The International Brotherhood of Boilermakers cares about its members and their families, and that message needs to be heard. After all, we’re all in this together.
Boilermakers are part of a unique non-profit organization in Pennsylvania that helps injured workers get the medical care they need to get back on the job. The Injured Workers Advocacy Program, or IWAP, is an organized network of medical professionals and facilities, specializing in the advocacy and treatment of injured workers. The program helps those who are suffering from work-related injuries secure necessary treatment and injury benefits.
While IWAP is not a medical care provider, nor does it provide financing, it does provide vetted provider options for those suffering from job-related injuries, and it helps workers navigate the health care labyrinth. The organization estimates that insurance denies or disputes 70-80% of workers’ compensation benefits and treatment before the injured worker can recover from their injuries.

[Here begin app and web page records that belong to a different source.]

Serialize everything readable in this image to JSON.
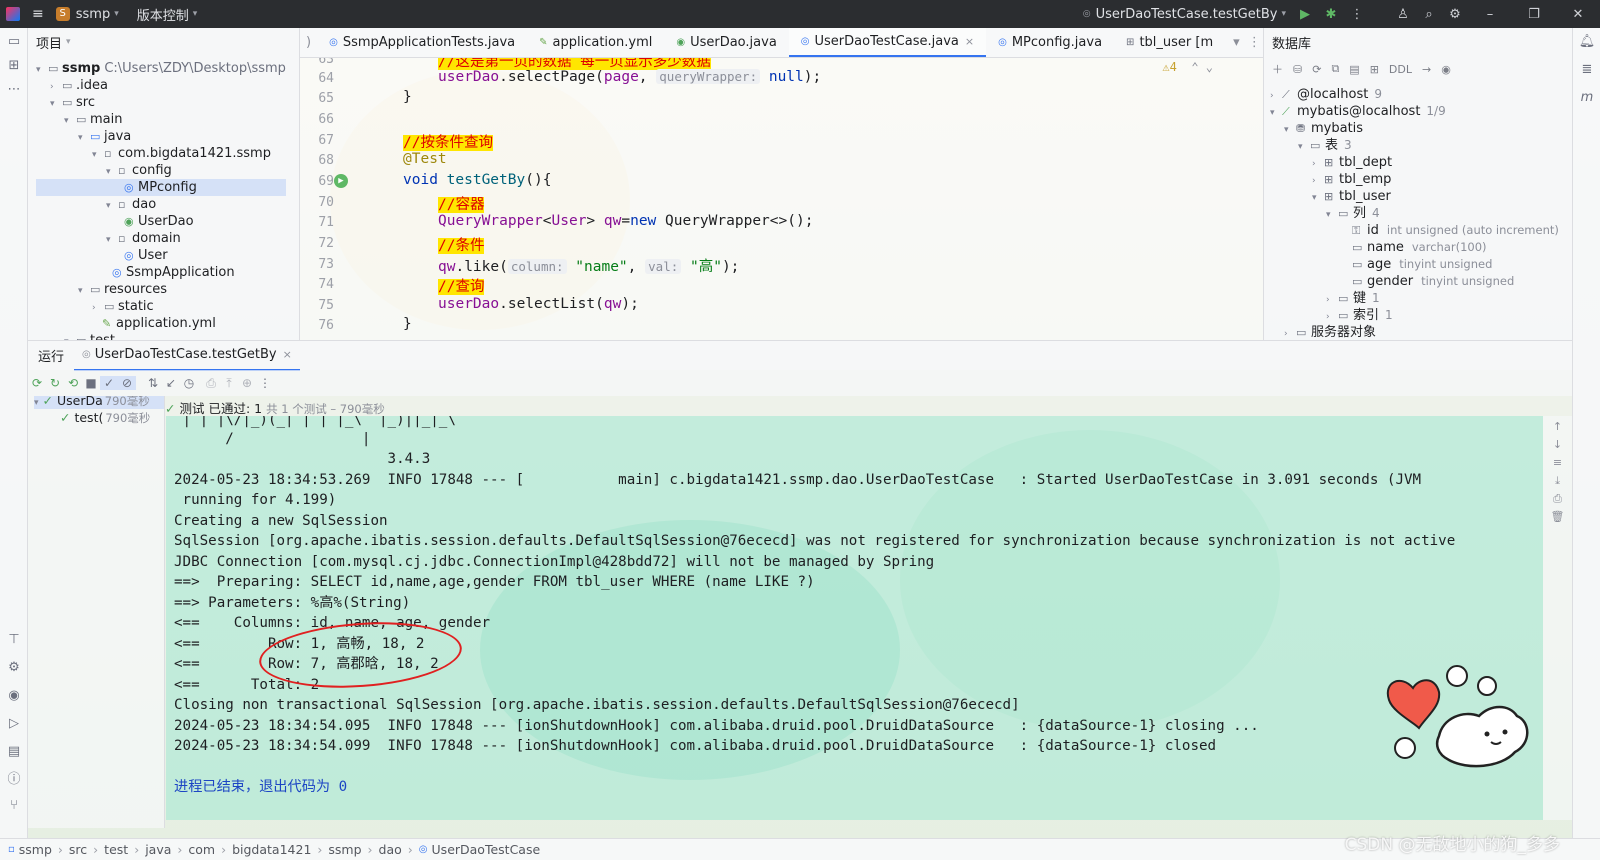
{
  "titlebar": {
    "project": "ssmp",
    "vcs": "版本控制",
    "run_config": "UserDaoTestCase.testGetBy"
  },
  "project_panel": {
    "title": "项目",
    "items": [
      {
        "label": "ssmp",
        "path": "C:\\Users\\ZDY\\Desktop\\ssmp"
      },
      {
        "label": ".idea"
      },
      {
        "label": "src"
      },
      {
        "label": "main"
      },
      {
        "label": "java"
      },
      {
        "label": "com.bigdata1421.ssmp"
      },
      {
        "label": "config"
      },
      {
        "label": "MPconfig"
      },
      {
        "label": "dao"
      },
      {
        "label": "UserDao"
      },
      {
        "label": "domain"
      },
      {
        "label": "User"
      },
      {
        "label": "SsmpApplication"
      },
      {
        "label": "resources"
      },
      {
        "label": "static"
      },
      {
        "label": "application.yml"
      },
      {
        "label": "test"
      }
    ]
  },
  "tabs": [
    {
      "label": "SsmpApplicationTests.java"
    },
    {
      "label": "application.yml"
    },
    {
      "label": "UserDao.java"
    },
    {
      "label": "UserDaoTestCase.java"
    },
    {
      "label": "MPconfig.java"
    },
    {
      "label": "tbl_user [m"
    }
  ],
  "editor": {
    "warning_count": "⚠4",
    "line_numbers": [
      "63",
      "64",
      "65",
      "66",
      "67",
      "68",
      "69",
      "70",
      "71",
      "72",
      "73",
      "74",
      "75",
      "76"
    ],
    "lines": {
      "l63": "//这是第一页的数据 每一页显示多少数据",
      "l64a": "userDao",
      "l64b": ".selectPage(",
      "l64c": "page",
      "l64d": "queryWrapper:",
      "l64e": "null",
      "l64f": ");",
      "l65": "}",
      "l67": "//按条件查询",
      "l68": "@Test",
      "l69a": "void ",
      "l69b": "testGetBy",
      "l69c": "(){",
      "l70": "//容器",
      "l71a": "QueryWrapper",
      "l71b": "<",
      "l71c": "User",
      "l71d": "> ",
      "l71e": "qw",
      "l71f": "=",
      "l71g": "new ",
      "l71h": "QueryWrapper<>();",
      "l72": "//条件",
      "l73a": "qw",
      "l73b": ".like(",
      "l73c": "column:",
      "l73d": "\"name\"",
      "l73e": ", ",
      "l73f": "val:",
      "l73g": "\"高\"",
      "l73h": ");",
      "l74": "//查询",
      "l75a": "userDao",
      "l75b": ".selectList(",
      "l75c": "qw",
      "l75d": ");",
      "l76": "}"
    }
  },
  "database": {
    "title": "数据库",
    "rows": [
      {
        "label": "@localhost",
        "count": "9"
      },
      {
        "label": "mybatis@localhost",
        "count": "1/9"
      },
      {
        "label": "mybatis"
      },
      {
        "label": "表",
        "count": "3"
      },
      {
        "label": "tbl_dept"
      },
      {
        "label": "tbl_emp"
      },
      {
        "label": "tbl_user"
      },
      {
        "label": "列",
        "count": "4"
      },
      {
        "label": "id",
        "type": "int unsigned (auto increment)"
      },
      {
        "label": "name",
        "type": "varchar(100)"
      },
      {
        "label": "age",
        "type": "tinyint unsigned"
      },
      {
        "label": "gender",
        "type": "tinyint unsigned"
      },
      {
        "label": "键",
        "count": "1"
      },
      {
        "label": "索引",
        "count": "1"
      },
      {
        "label": "服务器对象"
      }
    ]
  },
  "run": {
    "label": "运行",
    "tab": "UserDaoTestCase.testGetBy",
    "tree": [
      {
        "label": "UserDa",
        "duration": "790毫秒"
      },
      {
        "label": "test(",
        "duration": "790毫秒"
      }
    ],
    "status_prefix": "测试 已通过: ",
    "status_count": "1",
    "status_suffix": "共 1 个测试 – 790毫秒",
    "console": [
      " | | |\\/|_)(_| | | |_\\  |_)||_|_\\",
      "      /               |",
      "                         3.4.3",
      "2024-05-23 18:34:53.269  INFO 17848 --- [           main] c.bigdata1421.ssmp.dao.UserDaoTestCase   : Started UserDaoTestCase in 3.091 seconds (JVM",
      " running for 4.199)",
      "Creating a new SqlSession",
      "SqlSession [org.apache.ibatis.session.defaults.DefaultSqlSession@76ececd] was not registered for synchronization because synchronization is not active",
      "JDBC Connection [com.mysql.cj.jdbc.ConnectionImpl@428bdd72] will not be managed by Spring",
      "==>  Preparing: SELECT id,name,age,gender FROM tbl_user WHERE (name LIKE ?)",
      "==> Parameters: %高%(String)",
      "<==    Columns: id, name, age, gender",
      "<==        Row: 1, 高畅, 18, 2",
      "<==        Row: 7, 高郡晗, 18, 2",
      "<==      Total: 2",
      "Closing non transactional SqlSession [org.apache.ibatis.session.defaults.DefaultSqlSession@76ececd]",
      "2024-05-23 18:34:54.095  INFO 17848 --- [ionShutdownHook] com.alibaba.druid.pool.DruidDataSource   : {dataSource-1} closing ...",
      "2024-05-23 18:34:54.099  INFO 17848 --- [ionShutdownHook] com.alibaba.druid.pool.DruidDataSource   : {dataSource-1} closed",
      "",
      "进程已结束，退出代码为 0"
    ]
  },
  "statusbar": {
    "crumbs": [
      "ssmp",
      "src",
      "test",
      "java",
      "com",
      "bigdata1421",
      "ssmp",
      "dao",
      "UserDaoTestCase"
    ]
  },
  "watermark": "CSDN @无敌地小的狗_多多",
  "colors": {
    "accent": "#3574f0",
    "run_green": "#5fb865",
    "console_bg": "#a0e8d2",
    "annotation_red": "#e02020"
  }
}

Philadelphia’s L-13 BM-ST John Bland is a new member of the IWAP board and is still learning the ropes. “I’ve been a member of IWAP for over a year now but COVID-19 has disrupted our regular meetings.” Bland says he wants to make sure the program “is good for our Boilermakers going forward, because the International Brotherhood of Boilermakers cares about its members and their families, and that message needs to be heard. After all, we’re all in this together.”
IWAP, which launched in 2013 to address workers’ issues, is the brainchild of Philadelphia radio personality and retired Ironworker Joe Dougherty.

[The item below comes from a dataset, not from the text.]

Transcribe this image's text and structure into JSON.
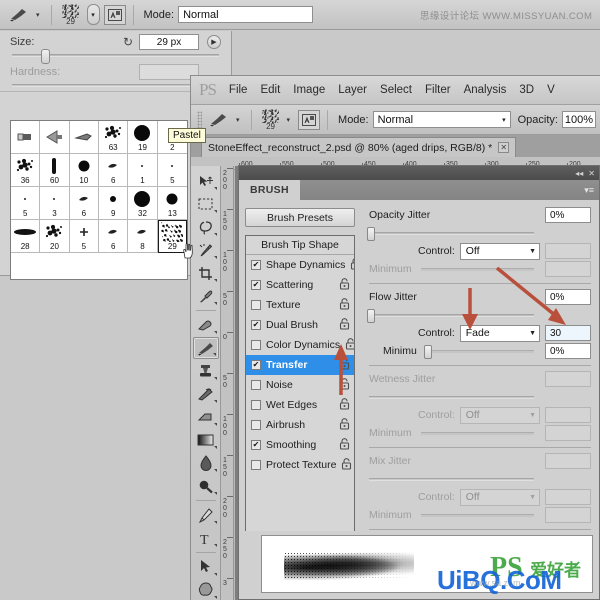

“I got passionate about starting this years ago when I realized how unequal the treatment was for injured workers,” Dougherty says. “We make the system easier to navigate.”
IWAP screens doctors before recommending them to injured workers. Dougherty says that doctors have to have experience treating injured workers, be board certified and have good reputations. One of the most important aspects is their agreement to treat workers even if insurance denies their claims. Providers then negotiate with workers’ comp.
In addition, providers have to agree to be part of IWAP’s new addiction initiative. The initiative asks medical professionals for anti-opioid safe treatment methods in order to stop the cycle of addiction incurred by injured workers suffering from both acute and chronic injuries. As Dougherty says, opioids aren’t always avoidable, but IWAP-approved medical providers commit to responsible pain management practices.
IWAP’s overall goal is to help injured workers get the treatment they need so they can get back to work safely —without pain and without addiction to powerful pain medications.
“Workers don’t want to be injured,” says Dougherty. “They want to be back on the job. Our mission is to help them get there.”
For members in Pennsylvania, visit http://phillylabor.com/aboutiwn